Thursday, June 13, 2013

Freedom from religion

The framers of the Constitution considered having an 'official' religion as had been the practice under British rule. The reason for this was that their ancestors had lived through the English civil war over religion. That was why almost to a man they were 'deists' who 'believed' that God created the universe and abstained from that point on. Really they were atheists, they just wanted to avoid being burned at the stake for witchcraft.

They decided upon the First Amendment on the faulty theory that the religious fanatics would remain confined to their tiny colonies. They couldn't envision the TV Evangelist.

3 comments:

Ronmac said...

Yeah but there already is an official state religion. It's called the "free market." It may not have any televangelists but it has something far worse. They're called economists.

Anonymous said...

Lambert (2003) has examined the religious affiliations and beliefs of the Founders. Of the 55 delegates to the 1787 Constitutional Convention, 49 were Protestants, and two were Roman Catholics (D. Carroll, and Fitzsimons). Among the Protestant delegates to the Constitutional Convention, 28 were Church of England (or Episcopalian, after the American Revolutionary War was won), eight were Presbyterians, seven were Congregationalists, two were Lutherans, two were Dutch Reformed, and two were Methodists.

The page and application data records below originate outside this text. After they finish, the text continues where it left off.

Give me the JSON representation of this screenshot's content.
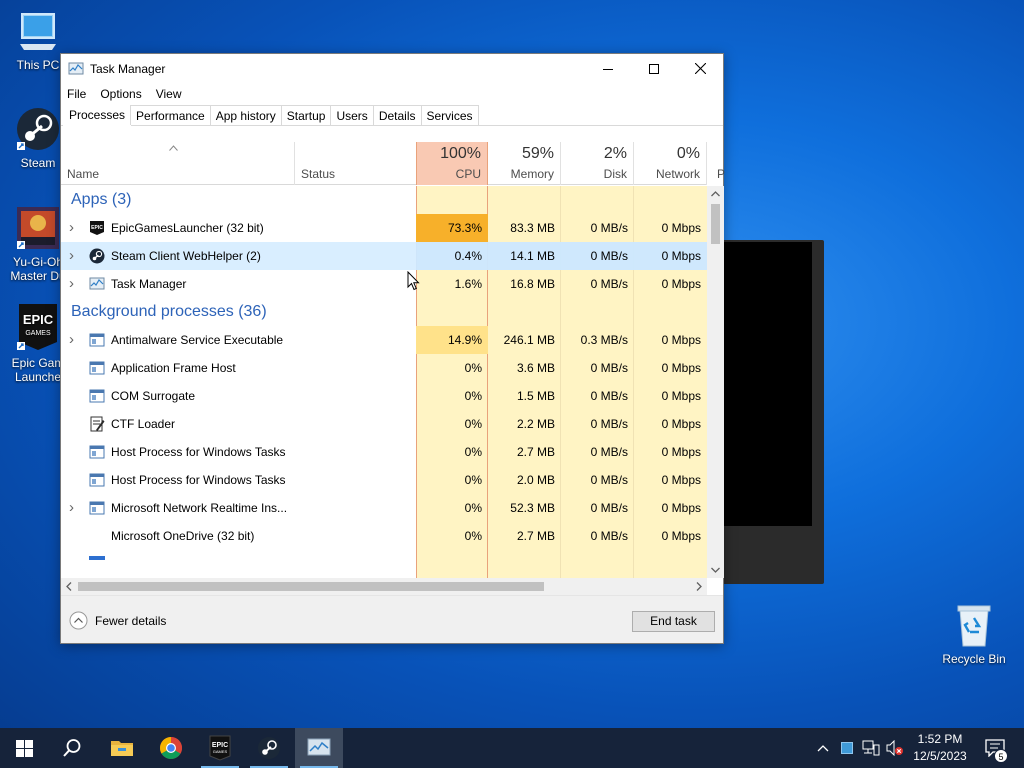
{
  "desktop": {
    "icons": [
      {
        "id": "this-pc",
        "label_lines": [
          "This PC"
        ]
      },
      {
        "id": "steam",
        "label_lines": [
          "Steam"
        ]
      },
      {
        "id": "yugioh",
        "label_lines": [
          "Yu-Gi-Oh",
          "Master Du"
        ]
      },
      {
        "id": "epic",
        "label_lines": [
          "Epic Gam",
          "Launche"
        ]
      },
      {
        "id": "recycle",
        "label_lines": [
          "Recycle Bin"
        ]
      }
    ]
  },
  "window": {
    "title": "Task Manager",
    "menu": [
      "File",
      "Options",
      "View"
    ],
    "tabs": [
      "Processes",
      "Performance",
      "App history",
      "Startup",
      "Users",
      "Details",
      "Services"
    ],
    "active_tab": "Processes",
    "columns": {
      "name": "Name",
      "status": "Status",
      "cpu": {
        "pct": "100%",
        "label": "CPU"
      },
      "memory": {
        "pct": "59%",
        "label": "Memory"
      },
      "disk": {
        "pct": "2%",
        "label": "Disk"
      },
      "network": {
        "pct": "0%",
        "label": "Network"
      },
      "power_partial": "P"
    },
    "groups": {
      "apps": "Apps (3)",
      "background": "Background processes (36)"
    },
    "rows": [
      {
        "group": "apps",
        "name": "EpicGamesLauncher (32 bit)",
        "icon": "epic-games-icon",
        "expandable": true,
        "cpu": "73.3%",
        "memory": "83.3 MB",
        "disk": "0 MB/s",
        "network": "0 Mbps",
        "cpu_heat": "high"
      },
      {
        "group": "apps",
        "name": "Steam Client WebHelper (2)",
        "icon": "steam-icon",
        "expandable": true,
        "cpu": "0.4%",
        "memory": "14.1 MB",
        "disk": "0 MB/s",
        "network": "0 Mbps",
        "selected": true
      },
      {
        "group": "apps",
        "name": "Task Manager",
        "icon": "task-manager-icon",
        "expandable": true,
        "cpu": "1.6%",
        "memory": "16.8 MB",
        "disk": "0 MB/s",
        "network": "0 Mbps"
      },
      {
        "group": "background",
        "name": "Antimalware Service Executable",
        "icon": "service-window-icon",
        "expandable": true,
        "cpu": "14.9%",
        "memory": "246.1 MB",
        "disk": "0.3 MB/s",
        "network": "0 Mbps",
        "cpu_heat": "med"
      },
      {
        "group": "background",
        "name": "Application Frame Host",
        "icon": "service-window-icon",
        "expandable": false,
        "cpu": "0%",
        "memory": "3.6 MB",
        "disk": "0 MB/s",
        "network": "0 Mbps"
      },
      {
        "group": "background",
        "name": "COM Surrogate",
        "icon": "service-window-icon",
        "expandable": false,
        "cpu": "0%",
        "memory": "1.5 MB",
        "disk": "0 MB/s",
        "network": "0 Mbps"
      },
      {
        "group": "background",
        "name": "CTF Loader",
        "icon": "ctf-loader-icon",
        "expandable": false,
        "cpu": "0%",
        "memory": "2.2 MB",
        "disk": "0 MB/s",
        "network": "0 Mbps"
      },
      {
        "group": "background",
        "name": "Host Process for Windows Tasks",
        "icon": "service-window-icon",
        "expandable": false,
        "cpu": "0%",
        "memory": "2.7 MB",
        "disk": "0 MB/s",
        "network": "0 Mbps"
      },
      {
        "group": "background",
        "name": "Host Process for Windows Tasks",
        "icon": "service-window-icon",
        "expandable": false,
        "cpu": "0%",
        "memory": "2.0 MB",
        "disk": "0 MB/s",
        "network": "0 Mbps"
      },
      {
        "group": "background",
        "name": "Microsoft Network Realtime Ins...",
        "icon": "service-window-icon",
        "expandable": true,
        "cpu": "0%",
        "memory": "52.3 MB",
        "disk": "0 MB/s",
        "network": "0 Mbps"
      },
      {
        "group": "background",
        "name": "Microsoft OneDrive (32 bit)",
        "icon": "",
        "expandable": false,
        "cpu": "0%",
        "memory": "2.7 MB",
        "disk": "0 MB/s",
        "network": "0 Mbps"
      }
    ],
    "footer": {
      "fewer_details": "Fewer details",
      "end_task": "End task"
    }
  },
  "taskbar": {
    "apps": [
      "start",
      "search",
      "file-explorer",
      "chrome",
      "epic-games",
      "steam",
      "task-manager"
    ],
    "active_app": "task-manager",
    "clock": {
      "time": "1:52 PM",
      "date": "12/5/2023"
    },
    "notification_count": "5"
  },
  "colors": {
    "accent": "#0078d7",
    "group_header": "#2d63b8",
    "cpu_col": "#fff4c4",
    "cpu_high": "#f7b02a",
    "cpu_med": "#ffe28a",
    "sel": "#cce8ff",
    "taskbar": "#16233a"
  }
}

A few prominent Founding Fathers were anti-clerical Christians, such as Thomas Jefferson[19][20][21] (who created the so-called "Jefferson Bible") and Benjamin Franklin.[22] Others (most notably Thomas Paine) were deists, or at least held beliefs very similar to those of deists.[23]

prairie2 said...

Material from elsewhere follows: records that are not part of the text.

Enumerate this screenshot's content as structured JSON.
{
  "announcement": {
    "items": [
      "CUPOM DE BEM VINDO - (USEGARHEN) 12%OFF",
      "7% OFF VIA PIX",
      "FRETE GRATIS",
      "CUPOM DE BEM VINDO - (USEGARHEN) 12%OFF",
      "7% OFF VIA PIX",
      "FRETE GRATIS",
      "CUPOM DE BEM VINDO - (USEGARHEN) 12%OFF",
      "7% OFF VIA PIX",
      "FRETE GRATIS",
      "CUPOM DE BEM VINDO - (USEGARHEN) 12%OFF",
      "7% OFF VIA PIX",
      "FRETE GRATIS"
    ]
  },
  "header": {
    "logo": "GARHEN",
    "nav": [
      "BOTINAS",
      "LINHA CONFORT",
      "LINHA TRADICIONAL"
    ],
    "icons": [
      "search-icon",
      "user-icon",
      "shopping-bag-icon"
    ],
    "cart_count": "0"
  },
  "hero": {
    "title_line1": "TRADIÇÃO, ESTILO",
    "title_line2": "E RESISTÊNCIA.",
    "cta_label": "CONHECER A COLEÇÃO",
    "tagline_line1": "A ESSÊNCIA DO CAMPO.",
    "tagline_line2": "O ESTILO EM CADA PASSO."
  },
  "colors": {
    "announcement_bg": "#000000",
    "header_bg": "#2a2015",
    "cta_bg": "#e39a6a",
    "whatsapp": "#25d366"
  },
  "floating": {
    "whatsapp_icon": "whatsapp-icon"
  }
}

It's not so easy to establish Religious affiliation from the period. Politicians belong to churches, that doesn't make them 'believers'. Washington belonged to a church but never once set foot in it.